Our TPUSA documentary crew traveled to Havana in fall 2019 as part of our “Socialism Sucks” Series. The country had been portrayed as a perfectly preserved glimpse into 1950s Caribbean life revealed itself to be a country rattling around the hollow shell of a formerly prosperous capitalistic society.

In 1959, the government of Cuba was overthrown by self-proclaimed Marxist-Leninist Fidel Castro. For the last six decades, the country has operated under the communist policy and experienced economic stagnation, poverty, famine, and myriad other social obstacles.

What many do not realize is that 90 percent of the Cuban economy is controlled by their government. Resource scarcity, poverty, horrific living conditions, and oppressive government plague this once beautiful nation.

Citizens rush the open gates of an open grocery store only to find that there are no fresh fruits, meats, nor vegetables in stock. Food is rationed and provided to establishments by the government. Cuban citizens are unable to access the necessities they need to feed their families.

Furthermore, government-provided housing is less than ideal. Socialism has so diminished the standard of living that crumbling infrastructure and filthy living conditions are commonplace. Citizens live in what were once beautiful mansions that have fallen into complete desolation because there are no private funds to maintain them. For many, this is a haunting illustration of the prosperity of a Cuba long gone, destroyed in a single generation by communism and socialism.

Despite its obvious failures in countries like Cuba, Americans still contemplate adopting socialist policies. This ideology has been especially well-received by the youth and millennial generations. But this begs the question: Why? Why do Americans idealize this form of government?

Most millennials have no concept of what socialism actually looks like when applied to an active governmental structure. This is largely because many of them were not even alive during, or even in the aftermath of, the tyrannical rules of 20th-century socialist leaders like Joseph Stalin and Mao Zedong. The American millennial’s lack of understanding creates no repulsion to Marxist constructs like “free health care, housing, education” because they have never witnessed the consequences that historically follow these ideas.

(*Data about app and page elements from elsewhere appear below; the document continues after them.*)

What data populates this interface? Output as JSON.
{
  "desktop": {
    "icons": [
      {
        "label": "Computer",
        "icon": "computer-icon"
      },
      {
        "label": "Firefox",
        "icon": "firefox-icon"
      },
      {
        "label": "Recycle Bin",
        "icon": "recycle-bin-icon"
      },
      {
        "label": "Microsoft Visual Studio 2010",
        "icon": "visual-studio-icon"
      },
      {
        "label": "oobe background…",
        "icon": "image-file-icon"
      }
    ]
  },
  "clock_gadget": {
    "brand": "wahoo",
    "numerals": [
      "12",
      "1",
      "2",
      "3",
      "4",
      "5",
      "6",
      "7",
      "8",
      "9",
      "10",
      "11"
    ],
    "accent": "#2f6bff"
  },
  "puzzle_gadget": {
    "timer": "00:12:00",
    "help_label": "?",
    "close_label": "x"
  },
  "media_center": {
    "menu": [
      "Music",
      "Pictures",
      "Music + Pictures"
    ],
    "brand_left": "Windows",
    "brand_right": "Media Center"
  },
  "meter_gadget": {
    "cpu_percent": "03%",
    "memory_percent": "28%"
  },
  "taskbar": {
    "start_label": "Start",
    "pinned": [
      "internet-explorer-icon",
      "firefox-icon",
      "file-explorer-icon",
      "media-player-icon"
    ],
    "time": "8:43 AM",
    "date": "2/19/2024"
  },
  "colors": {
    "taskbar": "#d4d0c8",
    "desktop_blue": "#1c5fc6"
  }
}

However, young socialism activists fail to realize the fatal problem associated with these governmentally regulated freedoms: quality control. Following the basic concept of supply and demand, it can be predicted that the quality of free government handouts will begin to crumble as the demand increases. The more free handouts the government gives, the poorer they will be in quality. Citizens will notoriously cover the cost of these “free” handouts with taxpayer dollars. Thus, making what was once considered free a burden to the people.

Such is the case in socialist Cuba. Citizens live in the ruin of a promised utopia and lack the basic “free” necessities the government agreed to provide. The very government handouts that offered such promise are what holds the society back from growth and prosperity.

“The people of Cuba are some of the nicest people I’ve ever met. So watching them live in turmoil, watching them live in ruins actually kind of pisses you off. And these people don’t know any better,” says Colton Duncan of TPUSA’s production team. “They don’t know natural rights.”

Indeed, if there is one major takeaway from our trip to Cuba, it is that you will never appreciate the God-given rights and protections we take for granted here in America more than when you are stripped of them by a socialist regime. This is a valuable lesson I wish those pushing for socialist policies in America could realize.

When was the last time you were truly thankful for your Fourth Amendment Right enshrined in our Constitution? I finally am.

Benny Johnson is the chief creative officer for Turning Point USA. Benny has previously held positions at IJR, BuzzFeed, TheBlaze, National Review, and Tucker Carlson's The Daily Caller.

Copyright © 2020 The Federalist, a wholly independent division of FDRLST Media, All Rights Reserved.